I mentioned in my earlier entry that I’ve seldom felt the sacred inside a building. It’s happened a few times, usually around Christmas. The church mom attends, and where my name still is registered as a member, is a beautiful, old building. It has the stone, the windows, the organ, everything you’d expect from a sanctuary. But, it doesn’t “move” me.
I’ve never visited one of the old European Cathedrals. And I’ll be honest. If I did, I’m not sure if my sense of wonder would be spiritual or sheer amazement over what determined craftsmen could create with T square, plumb line, hammers, chisels, and time.
Perhaps it’s because I’m not the most social person on the planet. And neither side of my family is exactly noted for reaching out socially. And I think I got a double dose from both sides. (rueful shrug) More than a few of my relatives have not only marched to a different drummer, they never made it to the parade.
The church started as the people. Where ever the believers were, that was where the church could be found. Buildings were a place of shelter, a place where the church could meet, share food and fellowship.

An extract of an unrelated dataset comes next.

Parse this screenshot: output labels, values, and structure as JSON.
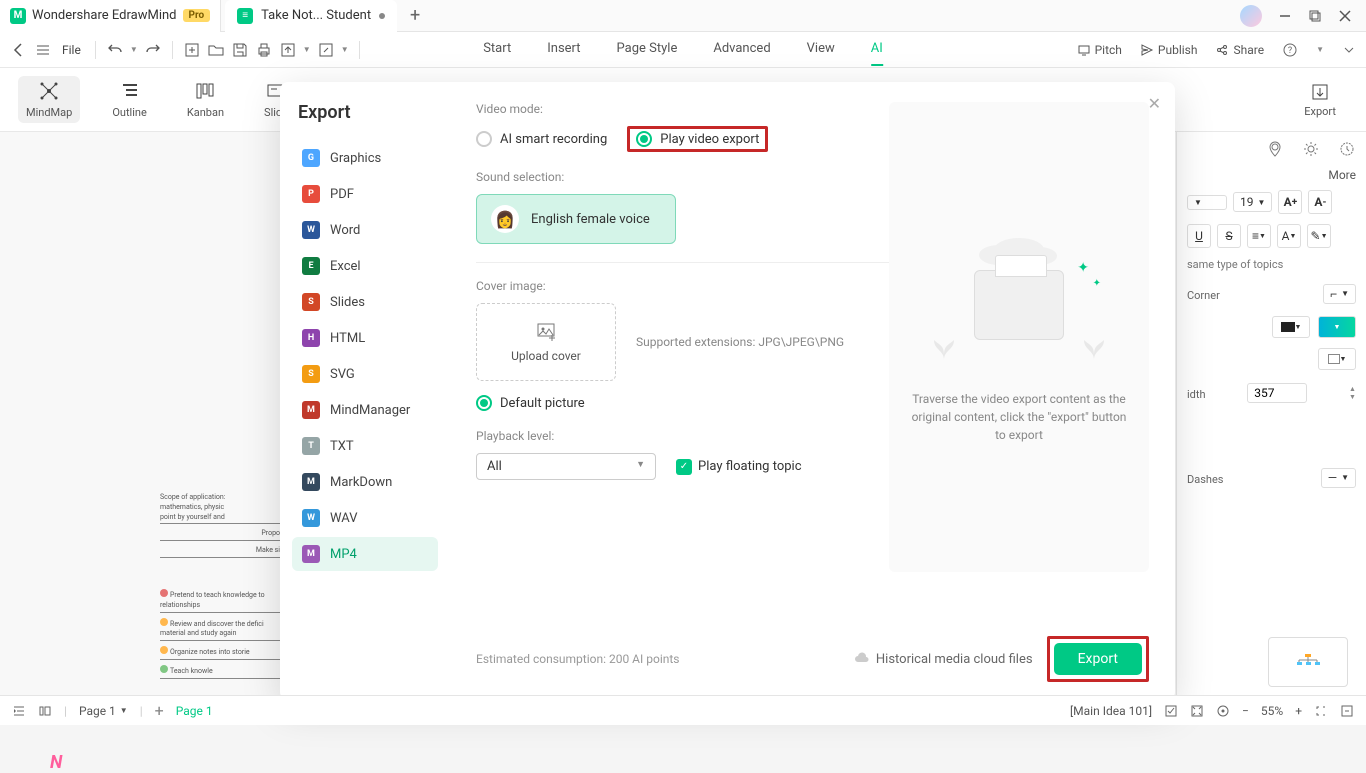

Somehow the definition changed. The church became the building and being physically present proved you were a loyal member. And somehow, not reliably planting your seat in a pew at the defined times proved that you weren’t.
There was a period starting during the great, near forced conversions in Western Europe, up until the early 1800’s in some places where you came to church or paid a fine, or worse. It was the late 1600’s before a head of the house could hold a prayer meeting in his own house without the local sheriff making an appearance. And teachings that were meant to liberate the soul became tools to enslave not only our bodies, but our spirits.
The Puritans in New England certainly required attendance. You came or you better have a good reason for not being there. It wasn’t enough to believe, you had to be seen to believe. And Who was it Who said that it was better to pray in private than on the street corners?
I was raised too good a Protestant to believe that any mortal can stand between my soul and the source of Creation. And perhaps, inadvertently, too good a heretic to believe that there is only one path to that source. And perhaps, I find as much joy in the journey as in the destination. May be life is a series of destinations. You no sooner reach one that you realize it's a way station and there's another one just over the horizon.
Tonight is the eve of Lughnasa. The beginning of Celtic Autumn. The season of the harvest, of gathering in, of preparation for the dark time of the year. But, even as the days grow shorter and the time of cold and want comes for many, we know the light will return. It’s a promise, you see.